### To do
Report back every line of the entries that contains "will", exactly as written.

Start of Source material

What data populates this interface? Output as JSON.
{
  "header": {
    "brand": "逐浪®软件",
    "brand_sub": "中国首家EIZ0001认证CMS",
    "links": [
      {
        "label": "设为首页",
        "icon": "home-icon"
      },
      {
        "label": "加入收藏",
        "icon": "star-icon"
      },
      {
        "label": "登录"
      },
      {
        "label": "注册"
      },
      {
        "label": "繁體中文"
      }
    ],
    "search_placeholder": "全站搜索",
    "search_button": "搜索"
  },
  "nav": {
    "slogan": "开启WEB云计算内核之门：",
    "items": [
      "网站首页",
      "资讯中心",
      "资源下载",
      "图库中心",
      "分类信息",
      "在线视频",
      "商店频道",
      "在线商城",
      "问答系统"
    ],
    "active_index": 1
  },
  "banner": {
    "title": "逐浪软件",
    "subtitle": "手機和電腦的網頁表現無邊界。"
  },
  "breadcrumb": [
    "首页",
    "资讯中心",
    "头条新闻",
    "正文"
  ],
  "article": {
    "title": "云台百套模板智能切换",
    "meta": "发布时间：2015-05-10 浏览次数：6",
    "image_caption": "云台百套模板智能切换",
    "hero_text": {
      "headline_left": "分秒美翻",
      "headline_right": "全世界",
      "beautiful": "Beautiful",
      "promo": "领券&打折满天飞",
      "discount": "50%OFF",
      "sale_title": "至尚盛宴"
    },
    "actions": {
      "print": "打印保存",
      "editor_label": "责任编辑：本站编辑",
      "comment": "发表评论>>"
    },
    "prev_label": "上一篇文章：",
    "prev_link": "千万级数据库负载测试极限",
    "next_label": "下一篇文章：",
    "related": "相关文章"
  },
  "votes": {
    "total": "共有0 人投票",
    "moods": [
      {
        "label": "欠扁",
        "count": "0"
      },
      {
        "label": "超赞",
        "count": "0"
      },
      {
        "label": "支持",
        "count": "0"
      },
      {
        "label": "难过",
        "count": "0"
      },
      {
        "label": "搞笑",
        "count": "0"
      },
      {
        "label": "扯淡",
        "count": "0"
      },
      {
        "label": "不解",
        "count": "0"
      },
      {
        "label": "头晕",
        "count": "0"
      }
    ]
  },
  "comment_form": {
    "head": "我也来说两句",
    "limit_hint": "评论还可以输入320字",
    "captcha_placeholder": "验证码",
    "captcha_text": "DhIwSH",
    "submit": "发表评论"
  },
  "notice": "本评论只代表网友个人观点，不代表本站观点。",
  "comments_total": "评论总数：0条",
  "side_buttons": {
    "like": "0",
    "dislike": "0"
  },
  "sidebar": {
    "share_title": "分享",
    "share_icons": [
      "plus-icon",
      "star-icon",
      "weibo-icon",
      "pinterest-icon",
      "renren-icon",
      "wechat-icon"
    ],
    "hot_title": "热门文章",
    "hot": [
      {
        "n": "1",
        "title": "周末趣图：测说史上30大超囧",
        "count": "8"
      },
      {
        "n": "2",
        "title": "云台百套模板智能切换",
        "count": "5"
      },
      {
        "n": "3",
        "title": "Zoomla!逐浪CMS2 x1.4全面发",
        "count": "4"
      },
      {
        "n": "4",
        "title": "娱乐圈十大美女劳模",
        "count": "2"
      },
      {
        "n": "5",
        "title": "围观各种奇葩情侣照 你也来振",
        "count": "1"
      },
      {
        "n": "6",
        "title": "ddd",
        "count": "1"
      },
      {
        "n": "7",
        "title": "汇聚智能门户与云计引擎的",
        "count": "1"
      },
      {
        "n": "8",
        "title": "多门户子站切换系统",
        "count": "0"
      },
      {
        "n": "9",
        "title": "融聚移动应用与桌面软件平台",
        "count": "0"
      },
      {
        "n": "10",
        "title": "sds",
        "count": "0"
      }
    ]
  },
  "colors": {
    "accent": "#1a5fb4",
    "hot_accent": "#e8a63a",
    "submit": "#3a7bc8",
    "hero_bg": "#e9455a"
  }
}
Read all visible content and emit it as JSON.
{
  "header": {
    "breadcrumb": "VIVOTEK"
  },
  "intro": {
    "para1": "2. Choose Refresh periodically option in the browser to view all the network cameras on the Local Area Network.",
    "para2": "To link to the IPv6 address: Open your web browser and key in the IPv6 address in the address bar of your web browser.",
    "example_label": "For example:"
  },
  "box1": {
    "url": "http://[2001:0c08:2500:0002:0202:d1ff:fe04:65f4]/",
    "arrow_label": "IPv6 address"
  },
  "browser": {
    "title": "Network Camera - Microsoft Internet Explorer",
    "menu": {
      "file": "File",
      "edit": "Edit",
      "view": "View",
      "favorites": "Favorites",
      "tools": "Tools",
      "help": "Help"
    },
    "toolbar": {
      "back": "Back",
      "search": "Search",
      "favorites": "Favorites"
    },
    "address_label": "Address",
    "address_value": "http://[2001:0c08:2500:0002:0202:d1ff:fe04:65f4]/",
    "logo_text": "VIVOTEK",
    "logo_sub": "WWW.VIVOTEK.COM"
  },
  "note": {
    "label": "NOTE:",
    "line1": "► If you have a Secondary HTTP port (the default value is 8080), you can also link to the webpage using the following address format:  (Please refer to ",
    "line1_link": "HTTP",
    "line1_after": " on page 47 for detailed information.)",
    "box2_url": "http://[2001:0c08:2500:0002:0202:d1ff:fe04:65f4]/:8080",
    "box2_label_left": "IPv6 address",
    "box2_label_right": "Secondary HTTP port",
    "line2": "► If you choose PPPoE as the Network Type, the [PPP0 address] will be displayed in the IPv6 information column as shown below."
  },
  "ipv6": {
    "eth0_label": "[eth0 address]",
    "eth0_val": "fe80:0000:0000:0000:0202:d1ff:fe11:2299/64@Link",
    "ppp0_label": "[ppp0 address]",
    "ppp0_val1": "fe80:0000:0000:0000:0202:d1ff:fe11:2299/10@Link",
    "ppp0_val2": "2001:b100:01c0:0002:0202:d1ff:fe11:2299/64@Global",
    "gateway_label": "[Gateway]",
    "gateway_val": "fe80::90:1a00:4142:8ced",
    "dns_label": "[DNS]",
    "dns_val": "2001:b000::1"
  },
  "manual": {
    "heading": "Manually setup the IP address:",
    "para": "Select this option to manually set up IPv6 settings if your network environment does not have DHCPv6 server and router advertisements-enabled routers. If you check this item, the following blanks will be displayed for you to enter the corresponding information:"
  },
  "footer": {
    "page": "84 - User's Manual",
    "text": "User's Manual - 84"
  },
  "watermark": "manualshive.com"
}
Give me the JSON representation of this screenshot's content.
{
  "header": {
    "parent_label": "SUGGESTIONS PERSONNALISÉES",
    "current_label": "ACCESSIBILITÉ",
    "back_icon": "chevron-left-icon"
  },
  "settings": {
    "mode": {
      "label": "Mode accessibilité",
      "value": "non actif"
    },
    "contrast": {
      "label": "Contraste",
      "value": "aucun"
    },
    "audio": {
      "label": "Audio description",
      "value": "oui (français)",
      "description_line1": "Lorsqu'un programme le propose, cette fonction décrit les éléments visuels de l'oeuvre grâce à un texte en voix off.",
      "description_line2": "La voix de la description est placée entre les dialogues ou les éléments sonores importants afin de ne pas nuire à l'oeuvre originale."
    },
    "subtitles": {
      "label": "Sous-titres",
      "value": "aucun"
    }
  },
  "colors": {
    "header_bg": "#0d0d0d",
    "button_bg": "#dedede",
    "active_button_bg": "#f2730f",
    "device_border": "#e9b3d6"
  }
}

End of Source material

### Exercise output
    "line2": "► If you choose PPPoE as the Network Type, the [PPP0 address] will be displayed in the IPv6 information column as shown below."
    "para": "Select this option to manually set up IPv6 settings if your network environment does not have DHCPv6 server and router advertisements-enabled routers. If you check this item, the following blanks will be displayed for you to enter the corresponding information:"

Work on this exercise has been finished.